Entries from a dataset of interfaces
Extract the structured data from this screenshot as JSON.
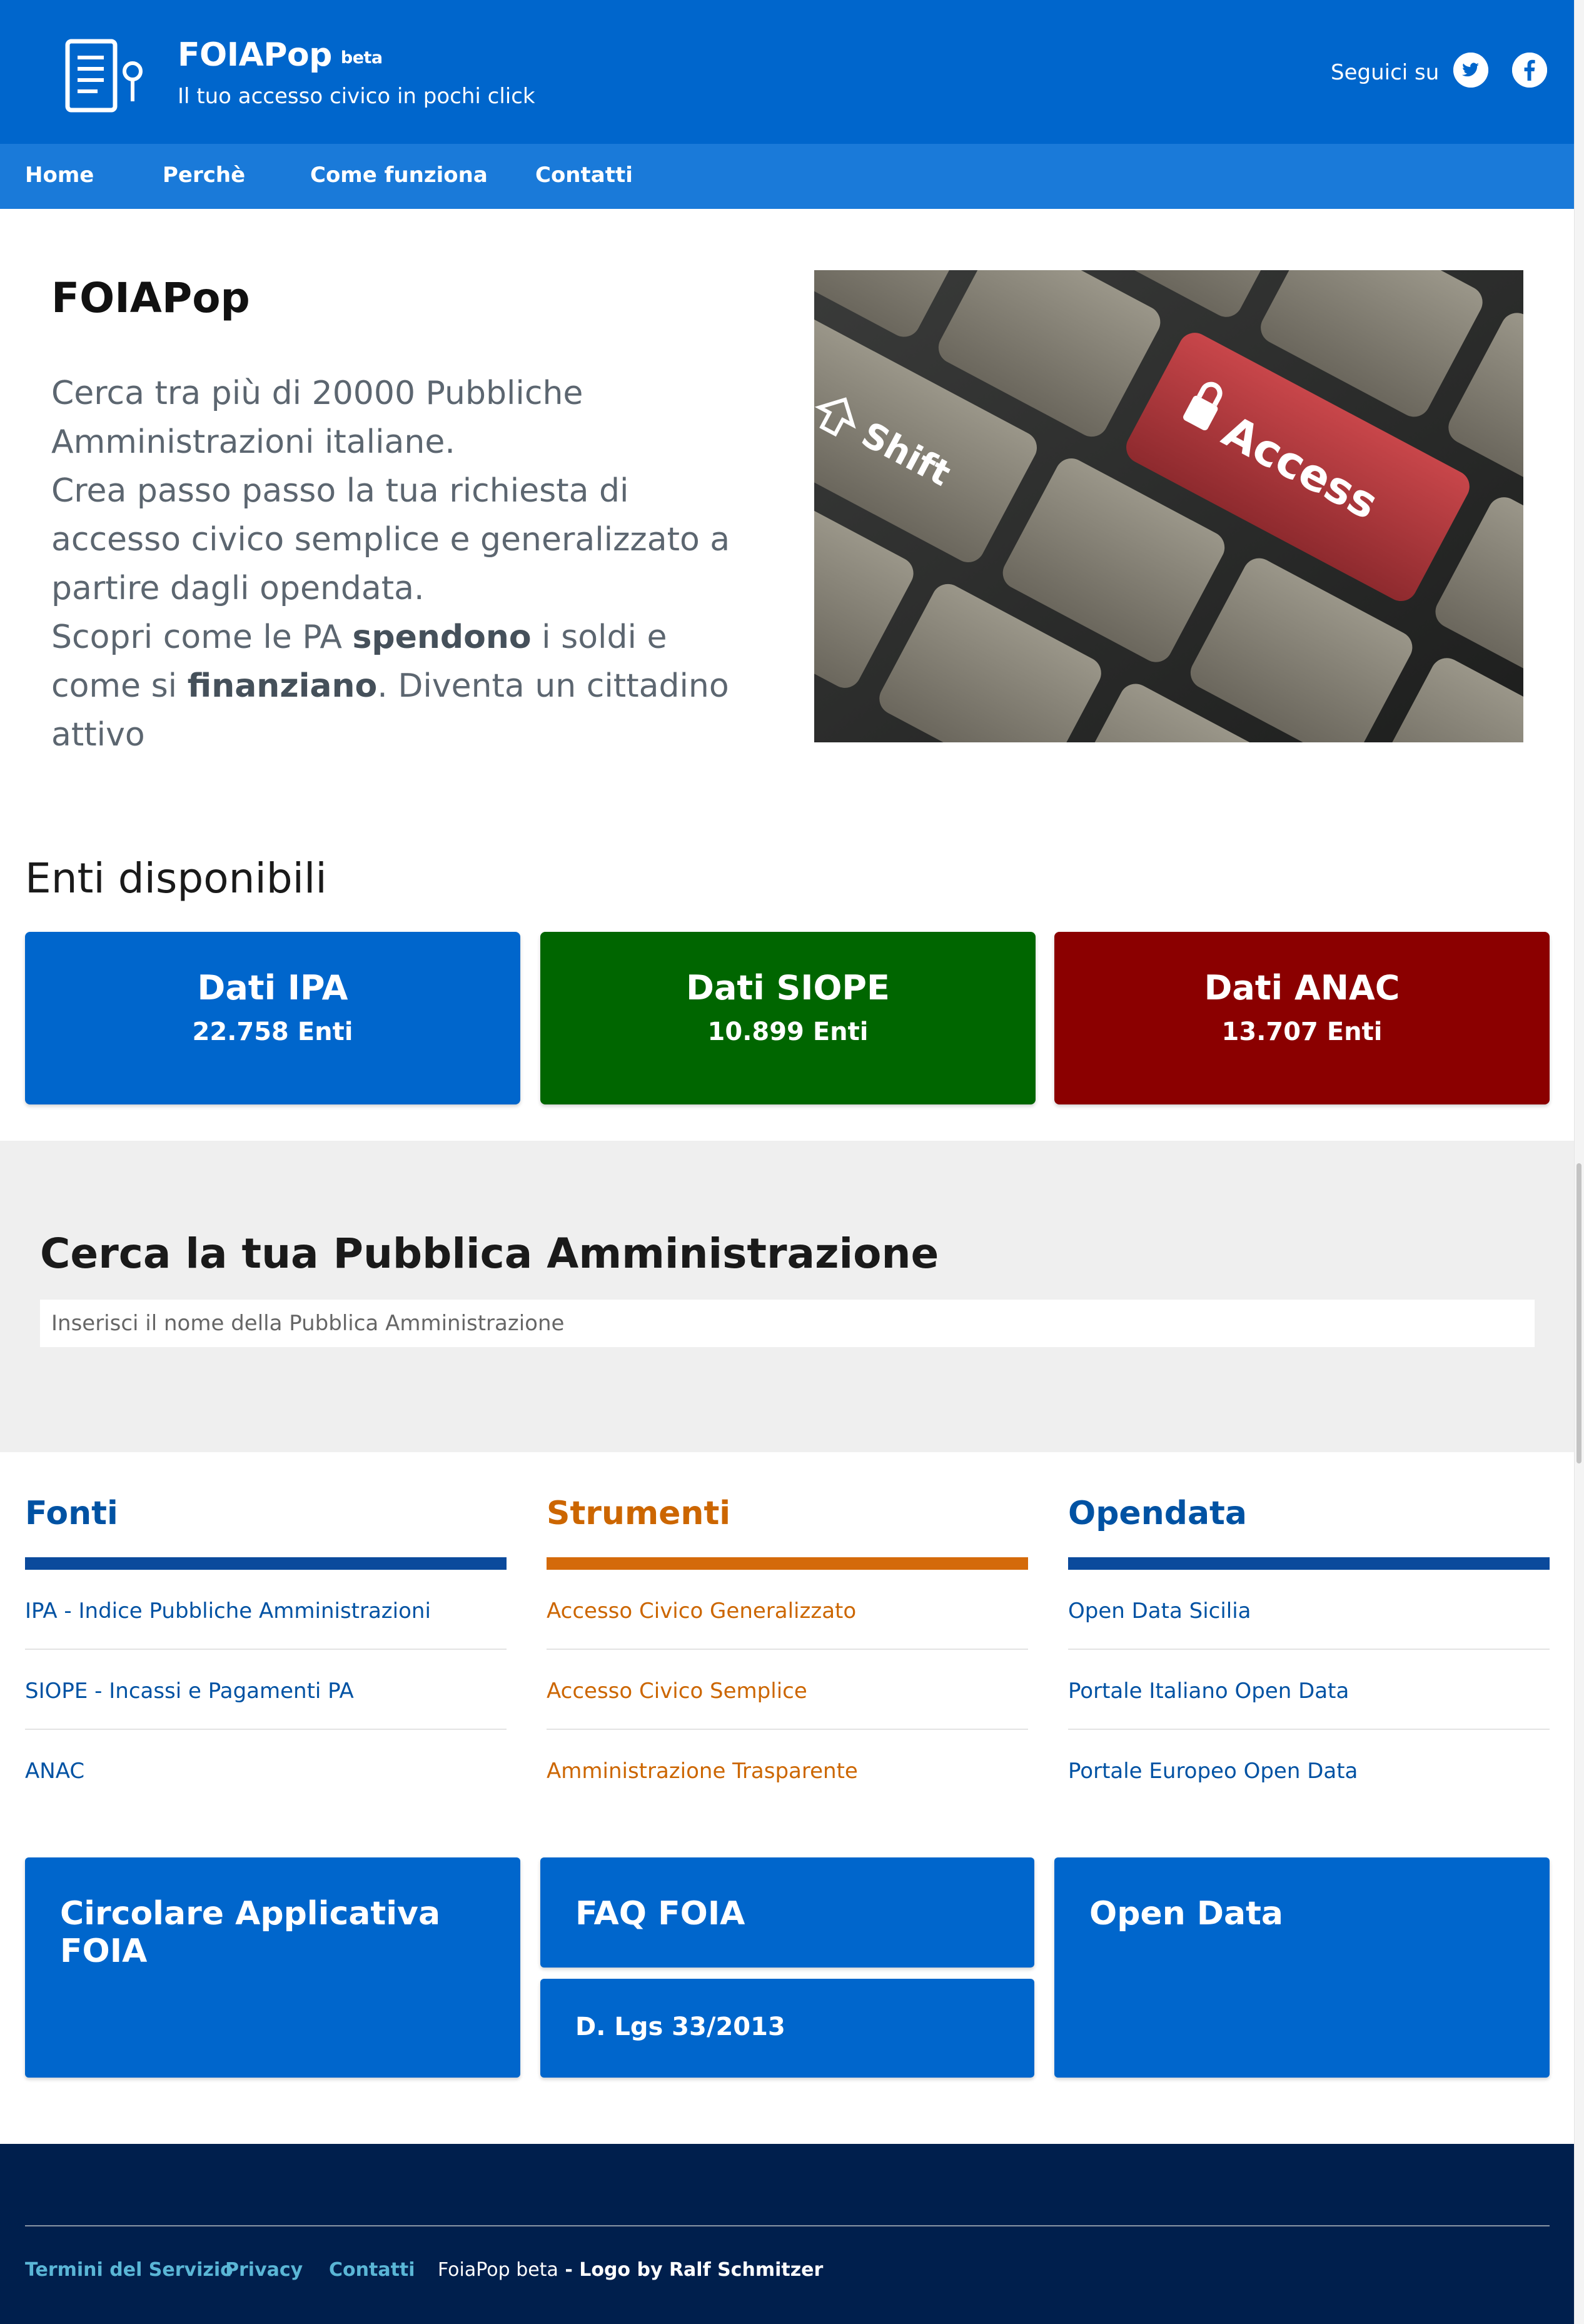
{
  "brand": {
    "title": "FOIAPop",
    "badge": "beta",
    "tagline": "Il tuo accesso civico in pochi click"
  },
  "social": {
    "label": "Seguici su",
    "icons": [
      "twitter-icon",
      "facebook-icon"
    ]
  },
  "nav": {
    "items": [
      "Home",
      "Perchè",
      "Come funziona",
      "Contatti"
    ]
  },
  "hero": {
    "title": "FOIAPop",
    "line1": "Cerca tra più di 20000 Pubbliche Amministrazioni italiane.",
    "line2": "Crea passo passo la tua richiesta di accesso civico semplice e generalizzato a partire dagli opendata.",
    "line3_a": "Scopri come le PA ",
    "line3_b": "spendono",
    "line3_c": " i soldi e come si ",
    "line3_d": "finanziano",
    "line3_e": ". Diventa un cittadino attivo",
    "image": {
      "key_access": "Access",
      "key_shift": "Shift"
    }
  },
  "enti": {
    "title": "Enti disponibili",
    "cards": [
      {
        "name": "Dati IPA",
        "count": "22.758 Enti",
        "color": "#0066cc"
      },
      {
        "name": "Dati SIOPE",
        "count": "10.899 Enti",
        "color": "#006600"
      },
      {
        "name": "Dati ANAC",
        "count": "13.707 Enti",
        "color": "#8b0000"
      }
    ]
  },
  "search": {
    "title": "Cerca la tua Pubblica Amministrazione",
    "placeholder": "Inserisci il nome della Pubblica Amministrazione"
  },
  "columns": [
    {
      "title": "Fonti",
      "color": "#0052a3",
      "bar_color": "#0b4a9c",
      "links": [
        "IPA - Indice Pubbliche Amministrazioni",
        "SIOPE - Incassi e Pagamenti PA",
        "ANAC"
      ]
    },
    {
      "title": "Strumenti",
      "color": "#cc6600",
      "bar_color": "#d46a0a",
      "links": [
        "Accesso Civico Generalizzato",
        "Accesso Civico Semplice",
        "Amministrazione Trasparente"
      ]
    },
    {
      "title": "Opendata",
      "color": "#0052a3",
      "bar_color": "#0b4a9c",
      "links": [
        "Open Data Sicilia",
        "Portale Italiano Open Data",
        "Portale Europeo Open Data"
      ]
    }
  ],
  "cards": {
    "circolare": "Circolare Applicativa FOIA",
    "faq": "FAQ FOIA",
    "dlgs": "D. Lgs 33/2013",
    "opendata": "Open Data"
  },
  "footer": {
    "links": [
      "Termini del Servizio",
      "Privacy",
      "Contatti"
    ],
    "credit_a": "FoiaPop beta",
    "credit_b": " - Logo by Ralf Schmitzer"
  }
}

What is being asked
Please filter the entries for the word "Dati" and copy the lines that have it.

Task output
        "name": "Dati IPA",
        "name": "Dati SIOPE",
        "name": "Dati ANAC",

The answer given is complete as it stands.